Wala or Vala was also used in Parsi and Dawodi Bohra surnames, suggesting the profession or a place name. For example:

Wala is also used to indicate a specific object or thing among several:

  • chota wala, 'the small one'
  • dusra wala, 'the second one'
  • agla wala, 'the next one'

In British military jargon of the first half of the 20th century, a "base wallah" is someone employed at a military base, or with a job far behind the front lines.[7]

Ian McDonald has a short story, "Sanjeev and Robotwallah" (2007), and there is a character named General Robotwallah in the 2010 novel For the Win by Cory Doctorow.

References[edit]

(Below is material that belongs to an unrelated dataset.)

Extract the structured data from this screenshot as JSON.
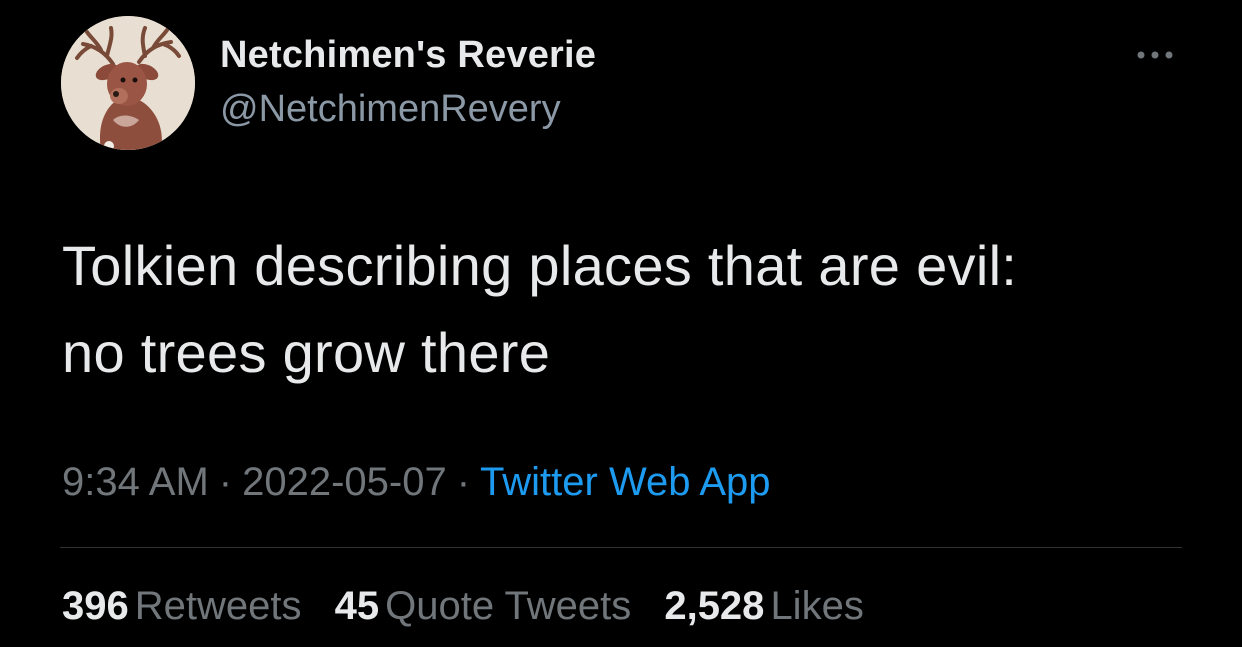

  1. ^ R. S. McGregor, ed. (1997). The Oxford Hindi-English Dictionary. Oxford University Press. p. 915. ISBN 978-0-19-864339-5.
  2. ^ Clements, J. Clancy (1996). The Genesis of a Language: The formation and development of Korlai Portuguese. John Benjamins Publishing Company. pp. 139–. ISBN 978-90-272-7618-6.
  3. ^ Barz, Richard Keith; Siegel, Jeff (1988). Language Transplanted: The Development of Overseas Hindi. Otto Harrassowitz Verlag. pp. 165–. ISBN 978-3-447-02872-1.
  4. ^ "Indian firm's digital solution for urban waste pickers". www.itu.int. 29 July 2021. Retrieved 2021-11-20.
  5. ^ "Kabadiwalla Connect | The Buckminster Fuller Institute". www.bfi.org. Retrieved 2021-11-20.
  6. ^ Anand (February 5, 2006). "Reflections of a language-wala". The Hindu. Archived from the original on 2007-07-01. Retrieved 2014-05-17.
  7. ^ Edward Fraser and John Gibbons (1925). Soldier and Sailor Words and Phrases. Routledge, London, p.18.